Group exchange to understand how movement and local search neighborhood rules impact individual behavior

Global Invasion Network RCN Research Exchange Summary: April 14-16
Principal Participants: Andrew Kanarek, Colleen Webb, and Robert Holt

We had a productive 2.5 day research exchange at the University of Florida to discuss ecological and evolutionary processes and implications for establishment success of invasive species. Focusing primarily on how Allee effects influence population dynamics, we discussed two main aspects: 1) the ecological consequences and 2) specific modeling strategies for incorporating evolution.

Ecological consequences of Allee effects in introduced populations
Main Goal: To understand how movement and local search neighborhood rules impact individual behavior

Andrew Kanarek presented the model and his simulation results to Bob Holt, Mike Barfield, and Sam Scheiner. The primary point of discussion centered around the emergent clustering of individuals due to the rate of dispersal and neighborhood-of-influence kernel. We recognized that Allee effects and density dependence in general give rise to heterogeneous distributions of individuals across space, and population structuring, without differences in the physical habitat. Bob Holt suggested that these results parallel Keitt et al. (2001) in terms of invasion/range pinning, and proposed that this would be an interesting direction to take. Sam Scheiner proposed that density dependent dispersal may influence these dynamics, and Mike Barfield thought a Gaussian search kernel versus a top hat kernel may also make a difference.

In order to clear up any discrepancies in the simulation assumptions, Colleen Webb and Andrew Kanarek met with Ben Bolker to discuss the algorithm for the stochastic continuous time process. Ben was tremendously helpful as we resolved the main technical issues.

Publication in prep: Kanarek, Webb, & Holt. Allee Effects and Clustering Dynamics as Determinants for Invasion Success.

Modeling techniques for capturing the complexities of genetic architecture
Main Goal: To discuss methods for investigating recombination and mutation for the evolution of small founder populations

Andrew Kanarek, Colleen Webb, Bob Holt, and Mike Barfield discussed Andrew’s results for a multi-locus additive model that suggests that recombination plays a stronger role in maintaining or enhancing genetic variation than mutation or drift. We considered how the clustering effects will impact variation and relatedness, and brain-stormed mate finding strategies. This lead to considerations for an extension of the model to look at the evolution of dispersal and heteromyopia. Additionally, the issue arose for how to initialize the genetic variance according to the Stochastic House of Cards in the continuous time model. We worked on understanding some details to develop a more complex gene regulation network, and plan to spend time collaborating on this in the future.

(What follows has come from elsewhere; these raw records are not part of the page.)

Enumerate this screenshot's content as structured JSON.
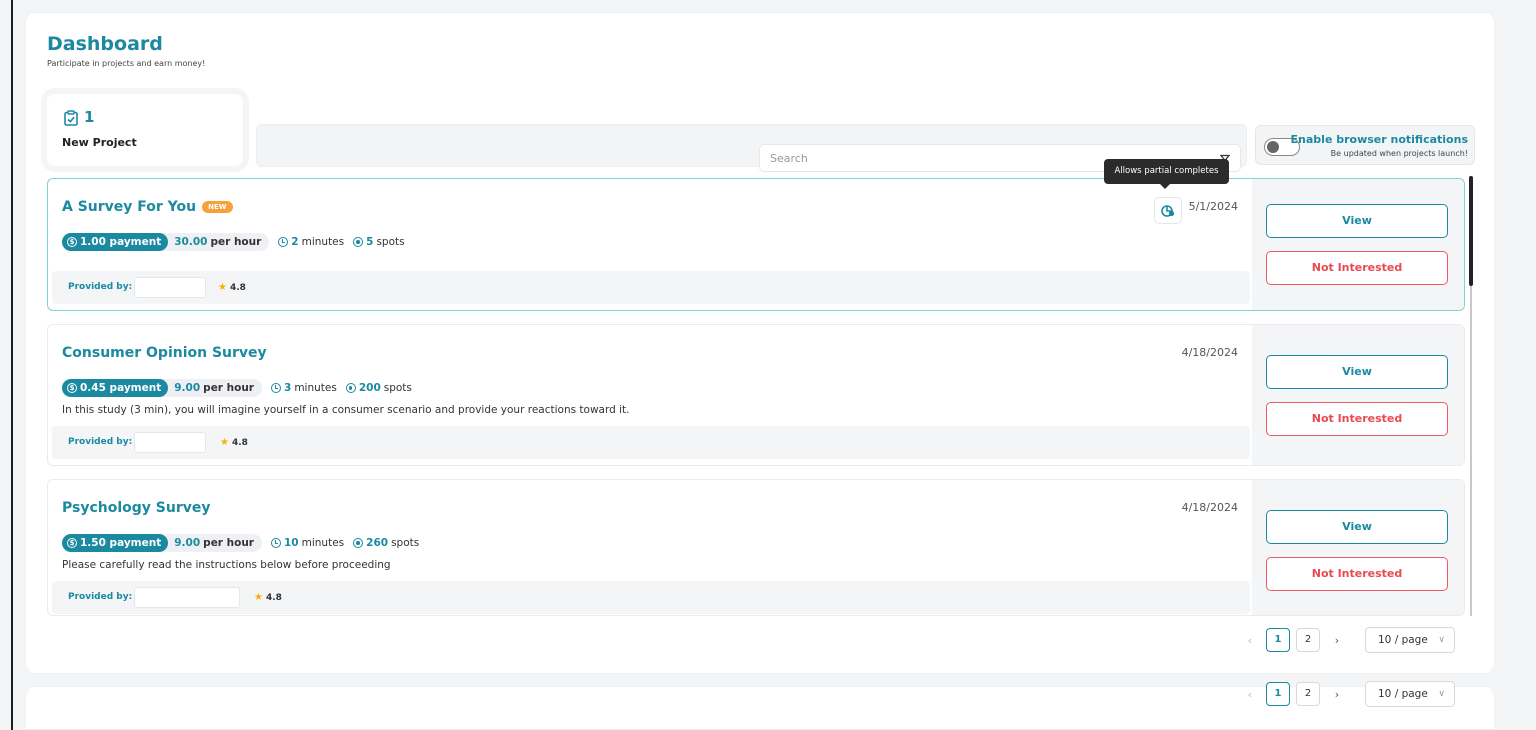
{
  "header": {
    "title": "Dashboard",
    "subtitle": "Participate in projects and earn money!"
  },
  "stat": {
    "value": "1",
    "label": "New Project",
    "icon": "clipboard-check-icon"
  },
  "search": {
    "placeholder": "Search"
  },
  "notifications": {
    "title": "Enable browser notifications",
    "subtitle": "Be updated when projects launch!",
    "enabled": false
  },
  "tooltip": {
    "text": "Allows partial completes"
  },
  "projects": [
    {
      "title": "A Survey For You",
      "badge": "NEW",
      "payment": "1.00 payment",
      "rate": "30.00",
      "rate_unit": "per hour",
      "duration": "2",
      "duration_unit": "minutes",
      "spots": "5",
      "spots_unit": "spots",
      "description": "",
      "provider_label": "Provided by:",
      "rating": "4.8",
      "date": "5/1/2024",
      "view": "View",
      "not_interested": "Not Interested"
    },
    {
      "title": "Consumer Opinion Survey",
      "payment": "0.45 payment",
      "rate": "9.00",
      "rate_unit": "per hour",
      "duration": "3",
      "duration_unit": "minutes",
      "spots": "200",
      "spots_unit": "spots",
      "description": "In this study (3 min), you will imagine yourself in a consumer scenario and provide your reactions toward it.",
      "provider_label": "Provided by:",
      "rating": "4.8",
      "date": "4/18/2024",
      "view": "View",
      "not_interested": "Not Interested"
    },
    {
      "title": "Psychology Survey",
      "payment": "1.50 payment",
      "rate": "9.00",
      "rate_unit": "per hour",
      "duration": "10",
      "duration_unit": "minutes",
      "spots": "260",
      "spots_unit": "spots",
      "description": "Please carefully read the instructions below before proceeding",
      "provider_label": "Provided by:",
      "rating": "4.8",
      "date": "4/18/2024",
      "view": "View",
      "not_interested": "Not Interested"
    }
  ],
  "pagination": {
    "prev": "‹",
    "next": "›",
    "pages": [
      "1",
      "2"
    ],
    "current": "1",
    "page_size": "10 / page"
  },
  "colors": {
    "accent": "#1b8aa1",
    "danger": "#e84a52",
    "badge": "#f6a23c"
  }
}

Event: Research Exchange

When: 14-April 2009 until 16-April 2009

Where: University of Florida

Directions: Click here

Contact: Andrew Kanarek (andrew.kanarek@gmail.com)

Attendees: Andrew Kanarek, Bob Holt, Mike Barfield, Sam Scheiner, Colleen Webb